In the aftermath of the attacks, the CIA has undergone significant change. With the passage of the USA-PATRIOT Act in October 2001, the CIA has been granted expanded powers, including increased latitude in information gathering on U.S. citizens. The CIA is now permitted to monitor the Internet activity and telephone conversations of suspected terrorists, for example. In addition, information gleaned from grand jury proceedings and criminal investigations is now to be shared with the CIA.

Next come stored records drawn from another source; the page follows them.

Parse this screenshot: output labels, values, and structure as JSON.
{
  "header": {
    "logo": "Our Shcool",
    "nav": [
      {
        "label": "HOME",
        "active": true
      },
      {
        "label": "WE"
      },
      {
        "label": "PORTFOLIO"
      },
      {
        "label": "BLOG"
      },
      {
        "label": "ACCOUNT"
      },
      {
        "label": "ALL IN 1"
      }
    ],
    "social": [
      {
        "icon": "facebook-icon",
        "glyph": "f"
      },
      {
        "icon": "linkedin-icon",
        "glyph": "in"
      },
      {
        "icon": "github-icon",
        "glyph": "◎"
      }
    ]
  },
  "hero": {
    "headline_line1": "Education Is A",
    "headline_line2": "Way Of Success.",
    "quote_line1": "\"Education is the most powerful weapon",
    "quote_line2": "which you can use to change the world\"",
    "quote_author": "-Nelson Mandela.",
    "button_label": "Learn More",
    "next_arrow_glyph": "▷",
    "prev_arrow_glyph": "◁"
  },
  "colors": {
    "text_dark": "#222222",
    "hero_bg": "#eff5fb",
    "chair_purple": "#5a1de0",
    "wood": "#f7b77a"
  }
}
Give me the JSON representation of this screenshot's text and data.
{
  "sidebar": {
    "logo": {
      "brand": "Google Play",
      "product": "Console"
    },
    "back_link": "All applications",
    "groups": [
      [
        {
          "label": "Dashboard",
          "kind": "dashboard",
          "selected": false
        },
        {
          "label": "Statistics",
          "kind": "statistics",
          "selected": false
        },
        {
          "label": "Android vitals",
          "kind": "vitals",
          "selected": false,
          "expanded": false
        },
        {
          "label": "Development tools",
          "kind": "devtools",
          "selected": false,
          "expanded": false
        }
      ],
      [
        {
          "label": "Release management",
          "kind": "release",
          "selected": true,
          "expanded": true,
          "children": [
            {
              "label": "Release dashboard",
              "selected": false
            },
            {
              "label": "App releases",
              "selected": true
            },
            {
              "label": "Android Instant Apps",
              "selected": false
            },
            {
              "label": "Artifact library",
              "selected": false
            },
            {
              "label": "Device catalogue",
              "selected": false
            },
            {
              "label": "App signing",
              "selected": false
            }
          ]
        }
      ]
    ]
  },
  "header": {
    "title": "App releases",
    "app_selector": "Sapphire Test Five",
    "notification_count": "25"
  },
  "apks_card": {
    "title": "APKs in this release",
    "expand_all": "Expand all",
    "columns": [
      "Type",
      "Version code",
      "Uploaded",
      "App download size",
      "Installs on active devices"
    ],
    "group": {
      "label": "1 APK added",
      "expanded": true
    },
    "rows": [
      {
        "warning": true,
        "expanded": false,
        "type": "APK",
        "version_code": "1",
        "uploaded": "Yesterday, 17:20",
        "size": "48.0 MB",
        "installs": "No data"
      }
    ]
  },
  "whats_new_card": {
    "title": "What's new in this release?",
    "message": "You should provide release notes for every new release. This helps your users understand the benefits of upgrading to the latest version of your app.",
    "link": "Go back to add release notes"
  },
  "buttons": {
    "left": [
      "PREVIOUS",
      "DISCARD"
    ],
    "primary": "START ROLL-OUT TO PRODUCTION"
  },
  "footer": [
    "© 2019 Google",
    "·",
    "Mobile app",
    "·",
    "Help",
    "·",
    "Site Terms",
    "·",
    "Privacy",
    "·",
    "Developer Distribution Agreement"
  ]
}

Many civil rights groups fear that these new powers will add to increased wrongdoing and reduced accountability. Stanford history professor Barton Bernstein says, “Over the years, [CIA personnel] have been malevolent, and in the short run they have often been inept. So to give them more power and more resources and less accountability seems rather dangerous.” In contrast, supporters believe that the changes are necessary to facilitate communication between the FBI, the CIA, and other agencies. Many believe that a lack of cooperation and communication between America’s various law enforcement and intelligence agencies is largely responsible for the September 11 attacks. As San Francisco Chronicle reporter Louis Freedberg explains, “Defenders of [intelligence] agencies say it is unfair to lump the missteps together to paint a broad picture of incompetence. Each mistake has separate roots, often in different branches and departments of various intelligence agencies.”

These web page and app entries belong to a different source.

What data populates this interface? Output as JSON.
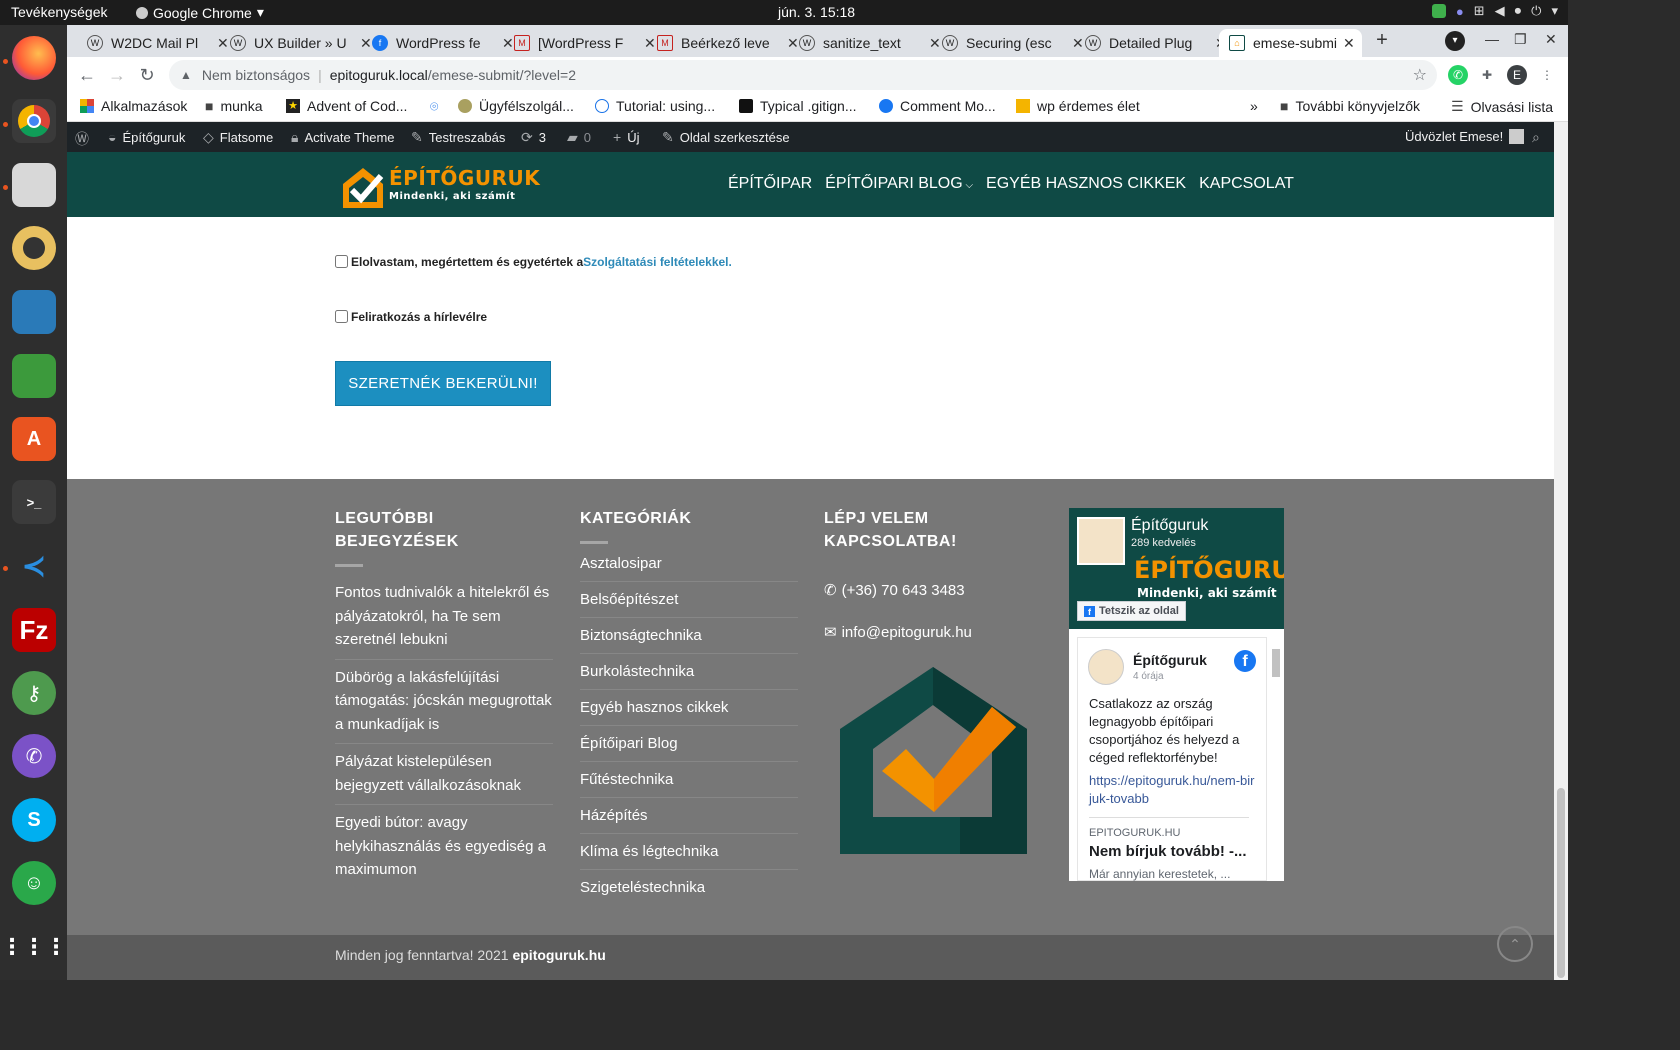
{
  "topbar": {
    "activities": "Tevékenységek",
    "app_name": "Google Chrome",
    "clock": "jún. 3.  15:18"
  },
  "dock": {
    "apps": [
      "firefox-icon",
      "chrome-icon",
      "files-icon",
      "rhythmbox-icon",
      "writer-icon",
      "calc-icon",
      "software-icon",
      "terminal-icon",
      "vscode-icon",
      "filezilla-icon",
      "keepass-icon",
      "viber-icon",
      "skype-icon",
      "linux-app-icon",
      "show-apps-icon"
    ]
  },
  "tabs": [
    {
      "title": "W2DC Mail Pl",
      "favicon": "wordpress-icon"
    },
    {
      "title": "UX Builder » U",
      "favicon": "wordpress-icon"
    },
    {
      "title": "WordPress fe",
      "favicon": "facebook-icon"
    },
    {
      "title": "[WordPress F",
      "favicon": "gmail-icon"
    },
    {
      "title": "Beérkező leve",
      "favicon": "gmail-icon"
    },
    {
      "title": "sanitize_text",
      "favicon": "wordpress-icon"
    },
    {
      "title": "Securing (esc",
      "favicon": "wordpress-icon"
    },
    {
      "title": "Detailed Plug",
      "favicon": "wordpress-icon"
    },
    {
      "title": "emese-submi",
      "favicon": "house-icon"
    }
  ],
  "omnibox": {
    "security_label": "Nem biztonságos",
    "host": "epitoguruk.local",
    "path": "/emese-submit/?level=2"
  },
  "bookmarks": {
    "items": [
      "Alkalmazások",
      "munka",
      "Advent of Cod...",
      "",
      "Ügyfélszolgál...",
      "Tutorial: using...",
      "Typical .gitign...",
      "Comment Mo...",
      "wp érdemes élet"
    ],
    "more": "»",
    "other_folder": "További könyvjelzők",
    "reading_list": "Olvasási lista"
  },
  "wpbar": {
    "site": "Építőguruk",
    "theme": "Flatsome",
    "activate": "Activate Theme",
    "customize": "Testreszabás",
    "updates": "3",
    "comments": "0",
    "new": "Új",
    "edit": "Oldal szerkesztése",
    "greeting": "Üdvözlet Emese!"
  },
  "header": {
    "logo_main": "ÉPÍTŐGURUK",
    "logo_sub": "Mindenki, aki számít",
    "nav": [
      "ÉPÍTŐIPAR",
      "ÉPÍTŐIPARI BLOG",
      "EGYÉB HASZNOS CIKKEK",
      "KAPCSOLAT"
    ]
  },
  "form": {
    "terms_text": "Elolvastam, megértettem és egyetértek a",
    "terms_link": "Szolgáltatási feltételekkel.",
    "newsletter": "Feliratkozás a hírlevélre",
    "submit": "SZERETNÉK BEKERÜLNI!"
  },
  "footer": {
    "recent_title": "LEGUTÓBBI BEJEGYZÉSEK",
    "recent_posts": [
      "Fontos tudnivalók a hitelekről és pályázatokról, ha Te sem szeretnél lebukni",
      "Dübörög a lakásfelújítási támogatás: jócskán megugrottak a munkadíjak is",
      "Pályázat kistelepülésen bejegyzett vállalkozásoknak",
      "Egyedi bútor: avagy helykihasználás és egyediség a maximumon"
    ],
    "categories_title": "KATEGÓRIÁK",
    "categories": [
      "Asztalosipar",
      "Belsőépítészet",
      "Biztonságtechnika",
      "Burkolástechnika",
      "Egyéb hasznos cikkek",
      "Építőipari Blog",
      "Fűtéstechnika",
      "Házépítés",
      "Klíma és légtechnika",
      "Szigeteléstechnika"
    ],
    "contact_title": "LÉPJ VELEM KAPCSOLATBA!",
    "phone": "(+36) 70 643 3483",
    "email": "info@epitoguruk.hu",
    "copyright_prefix": "Minden jog fenntartva! 2021",
    "copyright_site": "epitoguruk.hu"
  },
  "fb": {
    "page_name": "Építőguruk",
    "likes": "289 kedvelés",
    "brand": "ÉPÍTŐGURUK",
    "brand_sub": "Mindenki, aki számít",
    "like_button": "Tetszik az oldal",
    "post_author": "Építőguruk",
    "post_time": "4 órája",
    "post_text": "Csatlakozz az ország legnagyobb építőipari csoportjához és helyezd a céged reflektorfénybe!",
    "post_link": "https://epitoguruk.hu/nem-birjuk-tovabb",
    "link_source": "EPITOGURUK.HU",
    "link_title": "Nem bírjuk tovább! -...",
    "link_desc": "Már annyian kerestetek, ..."
  }
}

Many analysts feel that the changes already made within the intelligence community do not go far enough. They call for a complete restructuring of America’s intelligence agencies. The cabinet-level Department of Homeland Security proposed by President George W. Bush in June 2002 may play a significant role in such a reorganization. Other observers argue that the CIA should be expanded, which would necessitate the allocation of more federal money to the agency. Along the same lines, some analysts contend that the ban on assassinations and the regulations regarding the recruitment of sources with histories of human rights abuses should be rescinded. Many are also talking about allowing the CIA to use torture. These observers believe that restrictions on assassinations, recruitment, and torture hamper the CIA’s ability to infiltrate and abolish terrorist cells.
The sense of security that had developed during an era of relative peace and prosperity came abruptly to an end as the twin towers collapsed in September 2001. It is certainly no surprise that Americans began to wonder why the CIA had not protected them from the Islamic terrorists bent on their destruction. In At Issue: The CIA, professors, government officials, civil rights activists, and journalists debate whether or not the CIA was responsible for the terrorist attacks on America and how the agency should change in response to these new threats to America’s security. Realistic or not, Americans expect the CIA to protect them from such tragedies on their soil. Time will tell whether the CIA will succeed in meeting these expectations or whether its troubled history will continue.